Work required —
Every line of the entries below that mentions "icon" is to be copied out.

+ + +

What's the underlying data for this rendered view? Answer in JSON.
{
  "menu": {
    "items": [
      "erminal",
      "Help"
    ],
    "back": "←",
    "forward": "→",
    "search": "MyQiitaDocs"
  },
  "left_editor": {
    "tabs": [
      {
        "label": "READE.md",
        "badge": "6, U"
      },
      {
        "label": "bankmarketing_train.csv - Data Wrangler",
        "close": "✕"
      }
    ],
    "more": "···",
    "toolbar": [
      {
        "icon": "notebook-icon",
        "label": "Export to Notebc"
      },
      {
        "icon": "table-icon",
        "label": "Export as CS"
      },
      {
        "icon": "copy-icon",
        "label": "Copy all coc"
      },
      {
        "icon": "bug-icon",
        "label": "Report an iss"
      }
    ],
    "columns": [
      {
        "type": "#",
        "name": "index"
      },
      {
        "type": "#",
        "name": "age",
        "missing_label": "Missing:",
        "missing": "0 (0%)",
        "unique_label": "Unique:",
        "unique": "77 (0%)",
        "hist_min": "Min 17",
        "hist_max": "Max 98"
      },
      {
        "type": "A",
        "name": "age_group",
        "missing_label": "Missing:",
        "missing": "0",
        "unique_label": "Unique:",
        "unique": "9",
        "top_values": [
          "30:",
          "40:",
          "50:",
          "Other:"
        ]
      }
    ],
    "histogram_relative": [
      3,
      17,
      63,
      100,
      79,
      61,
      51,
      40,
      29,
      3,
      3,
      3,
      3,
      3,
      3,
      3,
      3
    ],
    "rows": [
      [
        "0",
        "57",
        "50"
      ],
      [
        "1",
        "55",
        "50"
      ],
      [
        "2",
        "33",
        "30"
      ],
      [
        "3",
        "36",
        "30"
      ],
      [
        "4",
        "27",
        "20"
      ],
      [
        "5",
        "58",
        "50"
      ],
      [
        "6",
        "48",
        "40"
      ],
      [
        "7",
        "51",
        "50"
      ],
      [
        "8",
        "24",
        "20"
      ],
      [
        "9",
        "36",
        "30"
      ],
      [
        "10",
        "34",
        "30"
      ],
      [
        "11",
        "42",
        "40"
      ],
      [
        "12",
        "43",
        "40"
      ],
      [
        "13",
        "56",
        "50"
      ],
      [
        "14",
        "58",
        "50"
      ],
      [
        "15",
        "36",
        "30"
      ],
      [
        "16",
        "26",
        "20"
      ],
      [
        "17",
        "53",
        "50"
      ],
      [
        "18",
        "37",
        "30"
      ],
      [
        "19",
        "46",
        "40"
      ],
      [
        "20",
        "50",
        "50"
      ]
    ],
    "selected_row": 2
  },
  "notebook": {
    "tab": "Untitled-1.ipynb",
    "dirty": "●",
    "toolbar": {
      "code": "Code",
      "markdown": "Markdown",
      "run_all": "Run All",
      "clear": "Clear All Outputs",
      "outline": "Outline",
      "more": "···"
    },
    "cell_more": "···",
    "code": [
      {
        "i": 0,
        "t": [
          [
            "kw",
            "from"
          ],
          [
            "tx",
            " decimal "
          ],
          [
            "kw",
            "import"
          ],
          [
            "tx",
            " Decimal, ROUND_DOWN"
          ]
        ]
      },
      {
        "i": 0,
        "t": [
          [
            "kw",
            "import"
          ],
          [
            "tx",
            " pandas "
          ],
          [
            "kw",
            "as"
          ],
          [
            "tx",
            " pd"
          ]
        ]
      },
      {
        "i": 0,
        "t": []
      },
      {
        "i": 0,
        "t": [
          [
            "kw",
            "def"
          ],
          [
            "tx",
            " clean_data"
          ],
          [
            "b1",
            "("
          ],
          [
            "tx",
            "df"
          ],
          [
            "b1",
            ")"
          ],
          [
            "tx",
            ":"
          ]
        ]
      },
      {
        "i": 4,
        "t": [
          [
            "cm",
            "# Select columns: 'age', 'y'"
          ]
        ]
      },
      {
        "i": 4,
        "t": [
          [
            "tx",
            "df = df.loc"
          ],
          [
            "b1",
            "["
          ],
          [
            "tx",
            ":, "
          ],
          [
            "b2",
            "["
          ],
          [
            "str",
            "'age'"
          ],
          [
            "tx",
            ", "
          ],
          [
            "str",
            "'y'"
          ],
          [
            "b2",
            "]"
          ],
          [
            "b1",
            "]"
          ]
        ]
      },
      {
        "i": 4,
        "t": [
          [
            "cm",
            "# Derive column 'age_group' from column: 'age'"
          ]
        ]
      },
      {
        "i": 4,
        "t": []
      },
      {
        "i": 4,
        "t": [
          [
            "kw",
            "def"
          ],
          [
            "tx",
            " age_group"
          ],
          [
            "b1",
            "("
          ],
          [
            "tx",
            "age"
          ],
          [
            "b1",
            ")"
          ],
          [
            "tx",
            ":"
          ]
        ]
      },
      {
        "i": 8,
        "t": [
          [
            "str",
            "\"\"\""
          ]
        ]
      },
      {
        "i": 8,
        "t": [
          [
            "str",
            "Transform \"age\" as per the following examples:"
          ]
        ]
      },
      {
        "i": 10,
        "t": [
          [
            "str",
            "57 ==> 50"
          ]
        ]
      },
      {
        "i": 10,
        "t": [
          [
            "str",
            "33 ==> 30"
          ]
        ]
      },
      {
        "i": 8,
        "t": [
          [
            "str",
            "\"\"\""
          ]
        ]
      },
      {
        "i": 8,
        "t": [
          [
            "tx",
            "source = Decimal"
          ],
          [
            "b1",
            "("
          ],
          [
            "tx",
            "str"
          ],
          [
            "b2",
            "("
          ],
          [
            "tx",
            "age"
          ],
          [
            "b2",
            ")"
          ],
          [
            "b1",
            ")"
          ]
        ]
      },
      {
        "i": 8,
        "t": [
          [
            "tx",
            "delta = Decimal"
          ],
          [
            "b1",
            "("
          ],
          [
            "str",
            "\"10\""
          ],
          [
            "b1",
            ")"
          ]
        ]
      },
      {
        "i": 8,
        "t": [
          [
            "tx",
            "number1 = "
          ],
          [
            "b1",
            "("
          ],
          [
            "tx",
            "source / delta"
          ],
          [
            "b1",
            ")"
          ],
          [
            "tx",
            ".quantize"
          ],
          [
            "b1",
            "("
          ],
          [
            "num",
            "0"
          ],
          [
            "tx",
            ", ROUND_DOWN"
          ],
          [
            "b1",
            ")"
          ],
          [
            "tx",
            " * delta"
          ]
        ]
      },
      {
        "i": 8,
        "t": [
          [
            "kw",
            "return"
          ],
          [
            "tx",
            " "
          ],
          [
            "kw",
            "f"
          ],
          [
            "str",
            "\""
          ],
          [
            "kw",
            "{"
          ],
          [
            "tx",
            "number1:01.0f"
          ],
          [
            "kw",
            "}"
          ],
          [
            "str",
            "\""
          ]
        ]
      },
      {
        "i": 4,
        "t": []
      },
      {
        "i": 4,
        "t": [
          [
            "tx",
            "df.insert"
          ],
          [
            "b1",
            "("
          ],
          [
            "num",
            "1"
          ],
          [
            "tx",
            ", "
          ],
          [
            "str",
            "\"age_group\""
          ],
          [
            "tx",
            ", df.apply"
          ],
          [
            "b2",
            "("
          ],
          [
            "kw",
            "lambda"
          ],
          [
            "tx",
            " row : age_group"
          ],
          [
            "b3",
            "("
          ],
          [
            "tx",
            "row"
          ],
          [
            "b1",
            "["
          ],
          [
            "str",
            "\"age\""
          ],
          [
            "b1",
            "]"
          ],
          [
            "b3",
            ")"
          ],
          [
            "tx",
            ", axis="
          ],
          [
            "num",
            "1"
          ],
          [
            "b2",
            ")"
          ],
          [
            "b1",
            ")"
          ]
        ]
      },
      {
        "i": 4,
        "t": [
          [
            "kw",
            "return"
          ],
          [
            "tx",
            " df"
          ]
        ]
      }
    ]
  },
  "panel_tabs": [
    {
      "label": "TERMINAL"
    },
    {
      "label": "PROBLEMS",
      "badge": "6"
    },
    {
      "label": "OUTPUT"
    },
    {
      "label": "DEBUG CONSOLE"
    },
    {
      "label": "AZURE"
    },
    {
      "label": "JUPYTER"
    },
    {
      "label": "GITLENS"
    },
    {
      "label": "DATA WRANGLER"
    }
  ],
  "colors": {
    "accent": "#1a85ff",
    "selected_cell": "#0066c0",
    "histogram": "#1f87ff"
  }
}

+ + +

Task output —
        "icon": "notebook-icon",
        "icon": "table-icon",
        "icon": "copy-icon",
        "icon": "bug-icon",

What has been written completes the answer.